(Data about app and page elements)
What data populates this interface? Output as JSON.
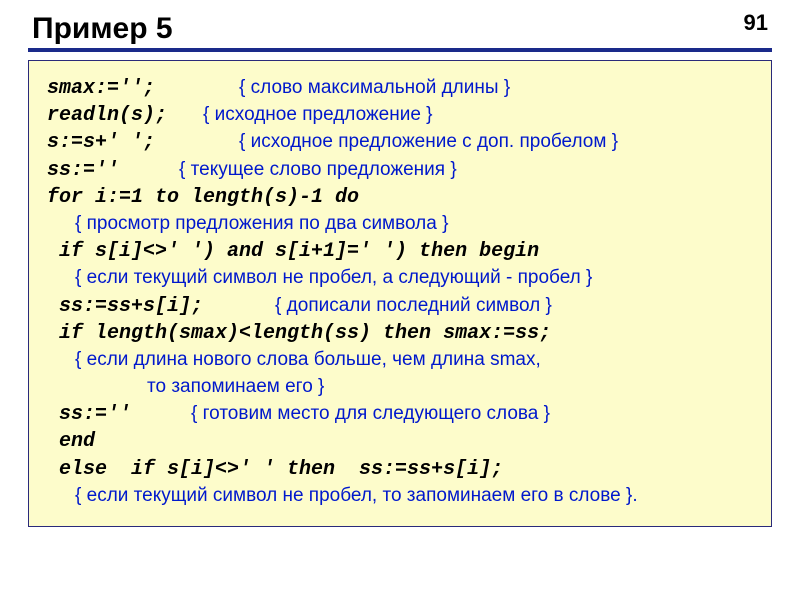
{
  "page_number": "91",
  "title": "Пример 5",
  "lines": {
    "l1_code": "smax:='';",
    "l1_cmt": "{ слово максимальной длины }",
    "l2_code": "readln(s);",
    "l2_cmt": "{ исходное предложение }",
    "l3_code": "s:=s+' ';",
    "l3_cmt": "{ исходное предложение с доп. пробелом }",
    "l4_code": "ss:=''",
    "l4_cmt": "{ текущее слово предложения }",
    "l5_code": "for i:=1 to length(s)-1 do",
    "l6_cmt": "{ просмотр предложения по два символа }",
    "l7_code": " if s[i]<>' ') and s[i+1]=' ') then begin",
    "l8_cmt": "{ если текущий символ не пробел, а следующий - пробел }",
    "l9_code": " ss:=ss+s[i];",
    "l9_cmt": "{ дописали последний символ }",
    "l10_code": " if length(smax)<length(ss) then smax:=ss;",
    "l11_cmt_a": "{ если длина нового слова больше, чем длина smax,",
    "l11_cmt_b": "то запоминаем его }",
    "l12_code": " ss:=''",
    "l12_cmt": "{ готовим место для следующего слова }",
    "l13_code": " end",
    "l14_code": " else  if s[i]<>' ' then  ss:=ss+s[i];",
    "l15_cmt": "{ если текущий символ не пробел, то запоминаем его в слове }."
  }
}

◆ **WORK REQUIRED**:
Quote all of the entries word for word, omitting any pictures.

◆ **ANSWER TO THE EXERCISE**:
What data populates this interface? Output as JSON.
{
  "page_number": "91",
  "title": "Пример 5",
  "lines": {
    "l1_code": "smax:='';",
    "l1_cmt": "{ слово максимальной длины }",
    "l2_code": "readln(s);",
    "l2_cmt": "{ исходное предложение }",
    "l3_code": "s:=s+' ';",
    "l3_cmt": "{ исходное предложение с доп. пробелом }",
    "l4_code": "ss:=''",
    "l4_cmt": "{ текущее слово предложения }",
    "l5_code": "for i:=1 to length(s)-1 do",
    "l6_cmt": "{ просмотр предложения по два символа }",
    "l7_code": " if s[i]<>' ') and s[i+1]=' ') then begin",
    "l8_cmt": "{ если текущий символ не пробел, а следующий - пробел }",
    "l9_code": " ss:=ss+s[i];",
    "l9_cmt": "{ дописали последний символ }",
    "l10_code": " if length(smax)<length(ss) then smax:=ss;",
    "l11_cmt_a": "{ если длина нового слова больше, чем длина smax,",
    "l11_cmt_b": "то запоминаем его }",
    "l12_code": " ss:=''",
    "l12_cmt": "{ готовим место для следующего слова }",
    "l13_code": " end",
    "l14_code": " else  if s[i]<>' ' then  ss:=ss+s[i];",
    "l15_cmt": "{ если текущий символ не пробел, то запоминаем его в слове }."
  }
}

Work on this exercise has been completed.